allahabad high court

Allahabad High Court: In an appeal under Section 14-A(2) Scheduled Castes and Scheduled Tribes (Prevention of Atrocities) Act, 1989 (‘SC/ST Act’) against the order passed by the Special Judge SC/ST Act, wherein the bail application of the accused persons has been rejected, Shamim Ahmed, J. said that the complainant was not competent to lodge the present FIR as he is neither the aggrieved person, nor his/her parents, brother, sister or any other person, who is related to him/her by blood, marriage or adoption is aggrieved person as provided under Section 4 of the Act, 2021. Further considering the fact that accused persons are in jail since 24-01-2023 and has undergone a substantial period of detention and further considering the larger mandate of the Article 21 of the Constitution of India and the law laid down in Dataram Singh v. State of U.P., (2018) 3 SCC 22 ,viewed that the Court below has failed to appreciate the material available on record, thus, it set aside the impugned order and granted bail to the accused persons.

The FIR was lodged for the offences under Sections 3 and 5 (1) of Uttar Pradesh Prohibition of Conversion of Religion Act, 2021 (‘Act 2021’) and Section 3 (1) of SC/ST Act. It was alleged that the accused persons were engaged in conversion of religion by various allurement amongst the communities of Scheduled Caste and Scheduled Tribe since three months. Consequently, the members of Scheduled Caste and Scheduled Tribe are annoyed with the activities of conversion of Religion by the accused persons.

The Court said that the primary allegation against the accused is of having contravened the provisions of Section 3 of the Act of 2021, which prohibits conversion or attempt of conversion either directly or otherwise from one religion to another by use of practice of misrepresentation, force, undue influence, coercion, allurement or by any fraudulent means. But there does not appear to be any material to show that accused persons had used any undue influence or allurement to the said villagers for mass conversion. Rather, accused persons were involved in providing good teachings to children and promoting the spirit of brotherhood amongst the villagers and there does not appear to be existence of any material which would suggest conversion by use of force.

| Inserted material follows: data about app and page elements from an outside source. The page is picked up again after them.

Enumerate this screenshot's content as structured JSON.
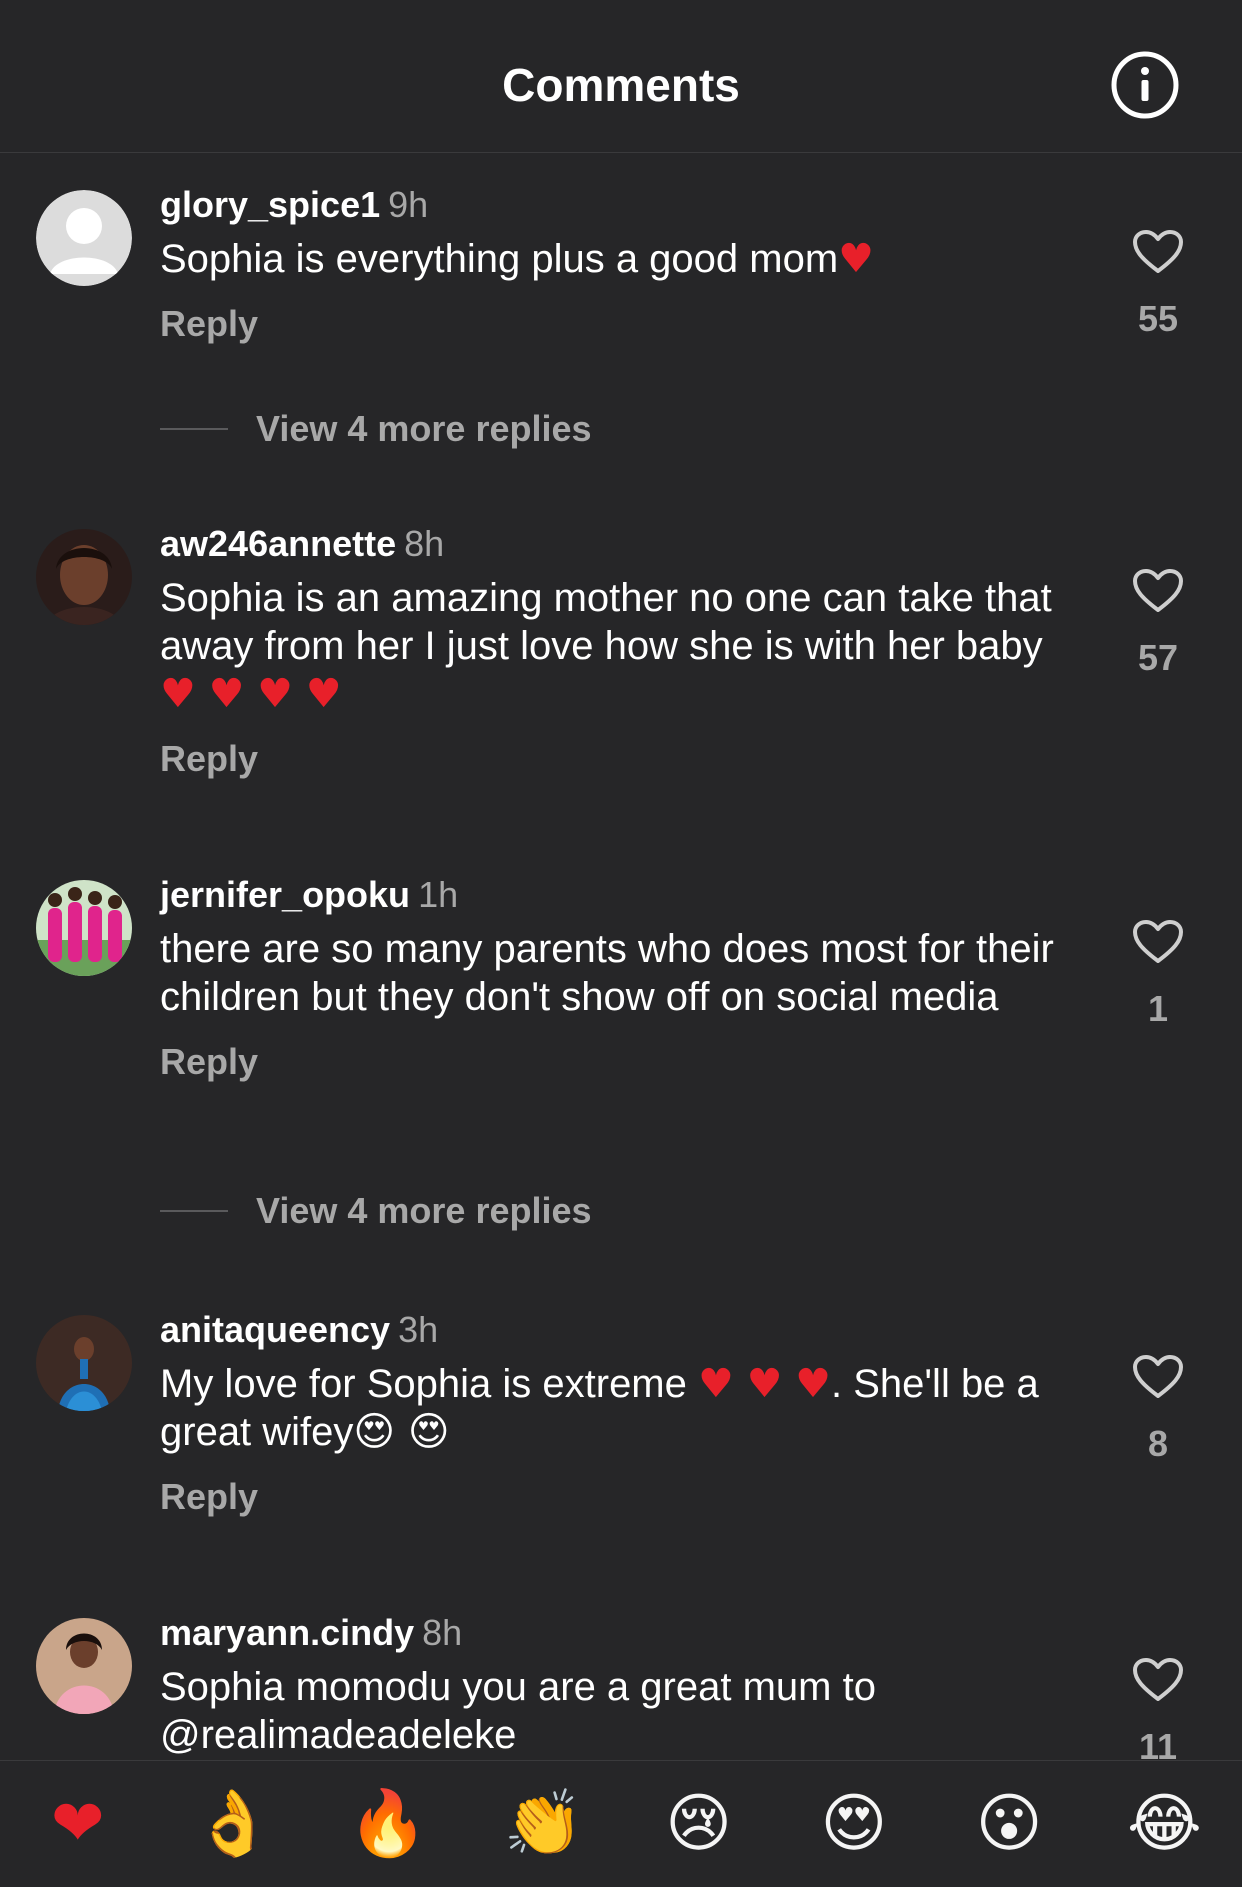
{
  "header": {
    "title": "Comments",
    "info_icon": "info-icon"
  },
  "comments": [
    {
      "username": "glory_spice1",
      "time": "9h",
      "text": "Sophia is everything plus a good mom",
      "emoji": "♥",
      "likes": "55",
      "reply_label": "Reply",
      "view_more": "View 4 more replies",
      "avatar": "default-avatar"
    },
    {
      "username": "aw246annette",
      "time": "8h",
      "text": "Sophia is an amazing mother no one can take that away from her I just love how she is with her baby",
      "emoji": "♥ ♥ ♥ ♥",
      "likes": "57",
      "reply_label": "Reply",
      "avatar": "photo-avatar"
    },
    {
      "username": "jernifer_opoku",
      "time": "1h",
      "text": "there are so many parents who does most for their children but they don't show off on social media",
      "likes": "1",
      "reply_label": "Reply",
      "view_more": "View 4 more replies",
      "avatar": "photo-avatar"
    },
    {
      "username": "anitaqueency",
      "time": "3h",
      "text_part1": "My love for Sophia is extreme",
      "emoji_hearts": "♥ ♥ ♥",
      "text_part2": ". She'll be a great wifey",
      "emoji_faces": "😍 😍",
      "likes": "8",
      "reply_label": "Reply",
      "avatar": "photo-avatar"
    },
    {
      "username": "maryann.cindy",
      "time": "8h",
      "text": "Sophia momodu you are a great mum to @realimadeadeleke",
      "likes": "11",
      "avatar": "photo-avatar"
    }
  ],
  "emoji_bar": [
    {
      "name": "red-heart-emoji",
      "glyph": "❤"
    },
    {
      "name": "ok-hand-emoji",
      "glyph": "👌"
    },
    {
      "name": "fire-emoji",
      "glyph": "🔥"
    },
    {
      "name": "clapping-hands-emoji",
      "glyph": "👏"
    },
    {
      "name": "crying-face-emoji",
      "glyph": "😢"
    },
    {
      "name": "heart-eyes-emoji",
      "glyph": "😍"
    },
    {
      "name": "surprised-face-emoji",
      "glyph": "😮"
    },
    {
      "name": "tears-of-joy-emoji",
      "glyph": "😂"
    }
  ],
  "colors": {
    "background": "#262628",
    "secondary_text": "#a8a8a8",
    "heart_red": "#e8202a"
  }
}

The Court also said that that providing good teachings, distributing Holy Bible books, encouraging children to get education, organizing assembly of villagers and performing “Bhandara” and instructing the villagers not to enter into altercation and also not to take liquor do not amount to allurement.

Further, the Court noted that the FIR was not lodged by the competent person as required under Section 4 of the Act of 2021. The various categories of person enumerated in Section 4, who are competent to lodge the FIR are any aggrieved person. The words “any aggrieved person” can be interpreted to mean any person, especially since there is no provision under the Penal Code, 1860 or Code of Criminal Procedure, 1973 which bars or prohibits any person from lodging an FIR regarding cognizable offence. However, the words ” any aggrieved person” is qualified by the subsequent categories and the words his, her parents, brother, sisters or blood relations by marriage and adoption included. Therefore, the words “any aggrieved person”, if taken by themselves are extremely wide. The scope of the said term is completely whittled down by subsequent categories and therefore, it has to be said that any aggrieved person would be a person but is personally aggrieved by his or her fraudulent conversion be it an individual or in a mass conversion ceremony. Any interpretation to the contrary would render the remainder of Section 4 after the words “any aggrieved person ” wholly redundant and render the Section itself completely meaningless. Thus, the Court said that under the said circumstances the FIR dated 24-01-2023 was not lodged by a competent person.

[Jose Papachen v State of U.P, 2023 SCC OnLine All 804, Order dated 06-09-2023]

Advocates who appeared in this case :

Counsel for Appellant: Vishva Nath Pratap Singh

Counsel for Respondent: Government Advocate

Buy Code of Criminal Procedure, 1973  HERE

Code of Criminal Procedure

Buy Constitution of India  HERE

Constitution of India

Buy Penal Code, 1860   HERE

penal code, 1860

Must Watch

maintenance to second wife

bail in false pretext of marriage

right to procreate of convict

Criminology, Penology and Victimology book release

Join the discussion

Leave a Reply

Your email address will not be published. Required fields are marked *

This site uses Akismet to reduce spam. Learn how your comment data is processed.